As the sun slowly descended below the peaks of the Isle of Rum the land enters into the gloaming. At this point of the wheel of the year, just passed Beltane and approaching summer solstice, twilight in these north western latitudes of Scotland lasts for many hours after the sun goes down.
Twilight paints the land in her true colors for at this time we leave everyday reality behind and shift into this lingering time which is not quite day and not quite night. As we shift between the worlds the mountains and hills take on their magical, mythic forms.
Scotland’s ancient spirituality was born out of this time and on the Hebridean island of Eigg the magic of twilight is tangible. I am most happy in these thin places, places where ordinary reality and the other world overlap. Having grown up in Scotland but with more Irish family than Scottish I’ve always felt a between-ness, not quite belonging here or there – an in between person and twilight has always been my most favorite time of day.

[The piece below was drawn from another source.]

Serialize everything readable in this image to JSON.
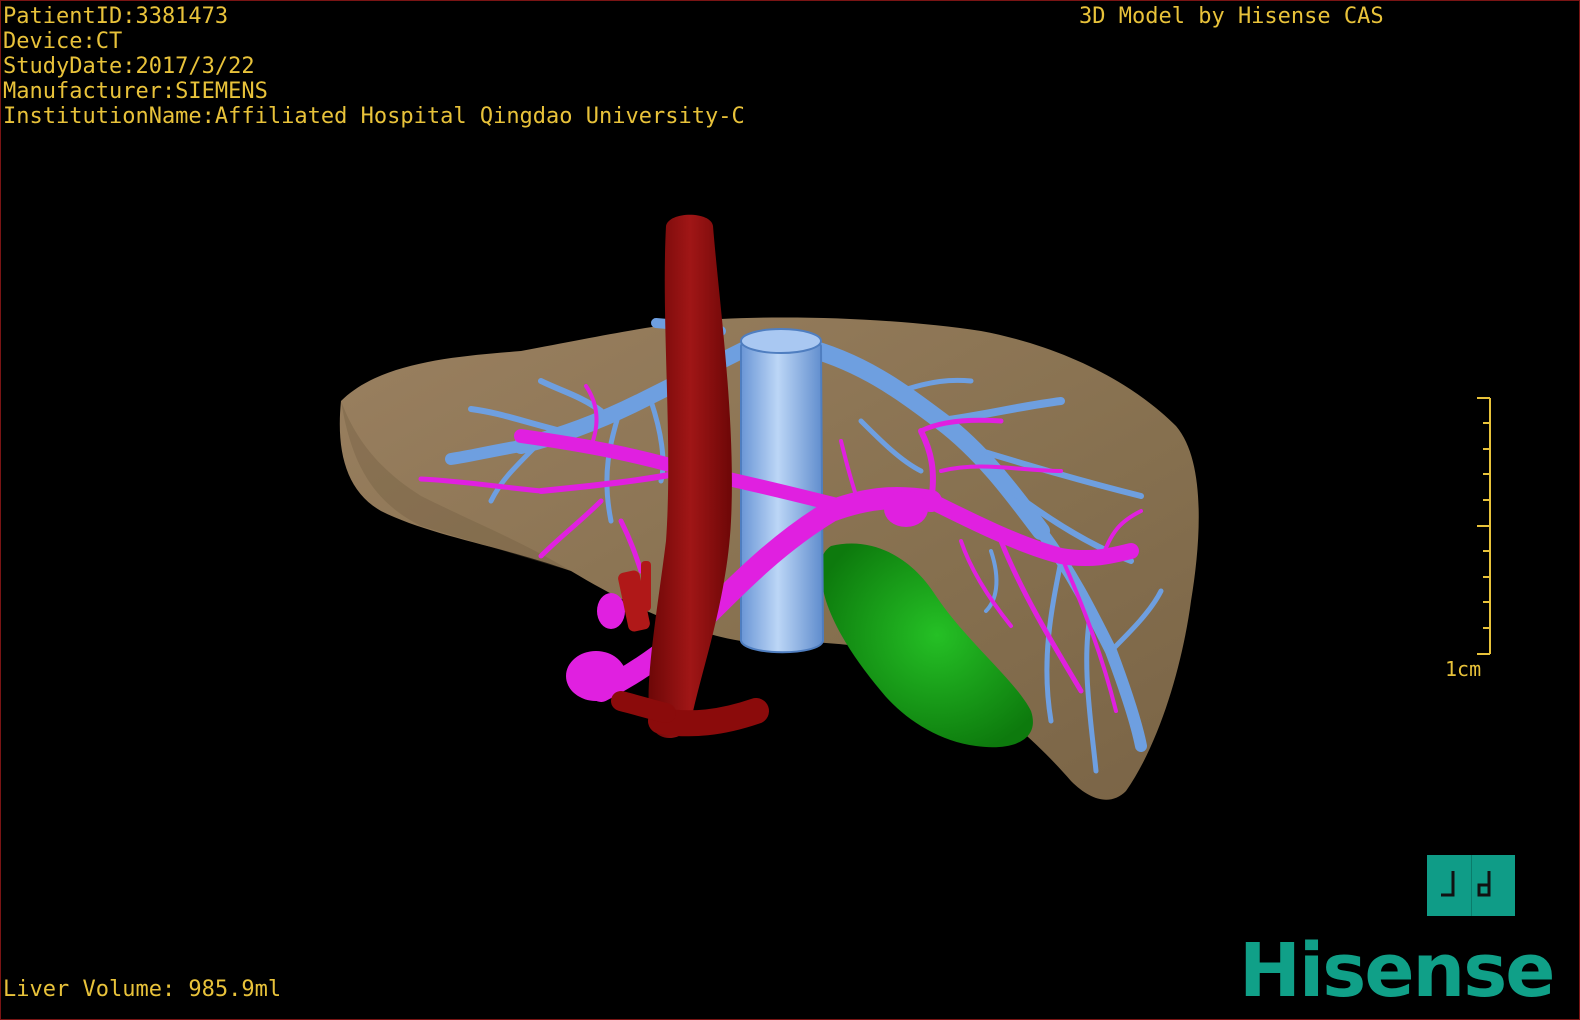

The Cailleach is the oldest deity of Scotland, she is older than the very hills. To find her you need to search under layers of myth, her stories have been rewritten and embellished often to tell very different stories. One evening after the sun had set on Eigg I headed down to visit Sidhean na Cailleach (the Hill of the Cailleach). As humans we can often assume we are always welcome in these sacred places but on that evening as I headed over the sheep seemed very skittish and were all running this way and that. I came too near some geese that were also making a racket.
There was a slight feeling that obviously it was me that was upsetting them but I also read that I wasn’t quite so welcome, so I took the hint and decided not to visit where I wasn’t welcome. Instead I found another old one who let me sit by here as we enjoyed the magic of the twilight.
On walking on the Singing Sands beach whose sands when dry, crunch underfoot, I came across a cliff face wall with a wonderful eye hole. This is the eye of the Cailleach who is often described as having a great third eye in the center of her forehead. Looking through the eye here worn away by wind and water allows us the sight of the hag – to see through the lies and injustices this world carries out. To see through the Cailleach’s eye is to see things as they really are!
Back home (near Loch Lomond) there are many supernatural tales throughout Scotland. The small village of Aberfoyle has a wonderful tale of the Reverend Robert Kirk who was taken away by the faries.
The tree which provided the portal to the realm of fairy holds many clooties, strips of cloth and items petitioning the fairies for a wish.
Throughout May the woods are carpeted with bluebells which are also called fairy bells.
On coming home from Eigg I sought out the wild places. It’s in these high places our wild selves naturally come alive. It seems the goal of our modern world to dumb us down with pills and consumption and keep us busy in petty rivalry and yet in wild places our wild self comes alive as our intuition is heightened, our senses awake and often we sense the knowing that the land is sacred and every living thing is interconnected.
On one climb which took me high above Loch Lomond I found myself questioning my pilgrimage of searching for the old ones. I had forgotten how steep the climb was as although it was tough going up it was even tougher (on knees) on the descent down. It was a great day in which you encounter lots of weather in just a few hours – there was sun, rain, hail and then back to sun again. As my knees protested at the steepness in descending, which is far harsher on the knees than climbing up I questioned what the heck I was doing in searching for these old ones. Just because I’m in Scotland I was doubting coming any closer to this ancient deer goddess – and just as I had formed the question I looked down and there in front of me in the middle of the path was an antler!